stadium-sport-people

Why Stadiums Need to Listen to Sports Fans

1028 420 POTLOC INSIGHTS

Across North America, stadium audiences are dropping sharply. The Major League Baseball (MLB) loses nearly a million spectators a year. The National Football League (NFL) and Canadian Football League (CFL) are undergoing a similar situation. The pro sports leagues are on the alert, they must pay off their expensive new stadiums, while rethinking the stadium experience for a generation that does not have the same relationship to sport as previous ones.

 

What are some changes sports marketers can implement to bring millennials and younger consumers to stadiums? Let’s explore some of the proposed solutions by industry experts.

 

Better Wifi and Mobile Experience

As you might know, younger consumers love fast internet connections. At US college games, fans often leave at halftime if they can’t connect to the internet or upload their photos to social media networks. Thereby ensuring fans have the fastest Wifi possible to post, tweet, or instant message, is quite paramount to get their their approval. For example, the Denver Broncos recently spent $6 million in renovations to enable free Wi-Fi throughout their stadium.

 

Speeding up Wifi isn’t the only option for quick mobile engagement. If you provide mobile experiences as Progressive Web Apps, you may not have to worry about spotty Wi-Fi or spectrum crunch, because PWAs can run in areas with low connectivity such as large stadiums with thousands of fans all trying to connect to the same Wi-Fi network.

 

 

The President of the New York Jets, Neil Glat, told the Street & Smith’s SportsBusiness Daily: “The sports fan in 2022 will likely consume additional and more customized sports content through OTT and digital platforms; take advantage of new and better augmented reality and virtual reality offerings; and utilize mobile ticketing, mobile payments, and personalized apps.
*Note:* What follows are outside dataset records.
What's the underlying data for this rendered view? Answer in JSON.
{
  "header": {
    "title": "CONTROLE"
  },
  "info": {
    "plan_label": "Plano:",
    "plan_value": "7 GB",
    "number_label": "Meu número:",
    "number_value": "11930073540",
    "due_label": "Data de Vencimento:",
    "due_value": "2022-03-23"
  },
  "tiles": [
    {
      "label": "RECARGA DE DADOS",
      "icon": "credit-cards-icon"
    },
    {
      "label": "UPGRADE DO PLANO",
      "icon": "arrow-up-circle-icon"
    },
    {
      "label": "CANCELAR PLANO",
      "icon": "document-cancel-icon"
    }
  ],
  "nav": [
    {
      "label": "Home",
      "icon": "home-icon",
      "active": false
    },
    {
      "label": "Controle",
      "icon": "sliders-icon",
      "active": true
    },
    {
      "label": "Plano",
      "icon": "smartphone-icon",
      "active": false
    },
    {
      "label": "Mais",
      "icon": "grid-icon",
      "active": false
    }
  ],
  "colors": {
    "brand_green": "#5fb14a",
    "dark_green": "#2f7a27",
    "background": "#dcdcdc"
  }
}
In addition, stadiums and arenas will be state-of-the-art venues that will allow fans to optimize their experiences through technology. They will also be places where people will want to be to bond with fellow fans to cheer for their teams, to socialize with friends, and to meet new people.”

Read more :  How DIY Surveys and online polls disrupt the market research industry

 

The future of shopping centres in america

 

IoT Inside Stadiums

Beacon implementation across stadiums has increased dramatically. Teams use them to send exclusive, stadium-only promotions and trivia to fans’ devices. The geomapping also helps alert fans on closest restrooms with the shortest wait times and other “convenience information”. More importantly, teams are using beacons to track fan behaviours, movement and spending inside venues and communicate with event goers while they’re in their seats or on the way by a concession stand

 

 

Here is a breakdown of US pro sports locations with beacons deployed (as of July 2016):

  •      93% — Major League Baseball stadiums
  •      75% — National Football League stadiums
  •      53% — National Basketball Association arenas
  •      47% — National Hockey League arenas

 

A few sports teams with beacons have seen a return on investment of 40% or more from incremental merchant revenues alone in the first year of implementation. The NBA’s Orlando Magic saw more than $1 million in increased ticket sales, 30% app adoption and a 233% increase in Fast Break Pass sales in 2016 compared to the previous season.

 

Bring Food and Beverage Prices Down

Food and beverage at sports venues has a reputation for being particularly steep, especially for younger event goers. At the start of the 2016-2017 season, the Atlanta Falcons announced the food prices at their new $1.5 billion stadium: $2 hot dogs and sodas, $3 nachos, $5 beer. Fans loved the initiative, and people in other cities started pushing their local ownership groups to imitate this new low cost strategy.

Read more :  Amazon Go, a Window into the Future of Retail?

 

Falcons owner Arthur Blank anticipated that what the organization lost in markup, it would recoup in volume (fans would coming earlier, staying longer and buying enough food to make up the difference).

 

 

Approximately 6,000 more fans per game entered the stadium earlier than they did the previous year, and in general, the venue sold as much food by the end of the first quarter of Falcons games as it did in full games in 2016.

 

Additionally, fans also gave the Falcons the highest satisfaction rating in the NFL for food and beverages (up from number 18 in 2016), as well as the highest rating for security satisfaction, partly due to shorter lines produced by early entries. That being said, it is important to note the team failed to recoup the loss in markup that year.

 

“Sure, we could shake out a few more dollars of margin under the old model, but we believe that the direction we’ve taken, given all the other positive benefits, is the bigger revenue play, period,” a team representative told Bloomberg. Other major sports franchises are definitely taking note.

 

As demographic and technological shifts are occurring, sports teams and marketers have to make an extra effort to listen to fans and implement changes in order to make them happy. Yet, such efforts could pay off and ensure stadium attendance remains high.

 

By Phil Siarri

 

DISCOVER OUR PRODUCT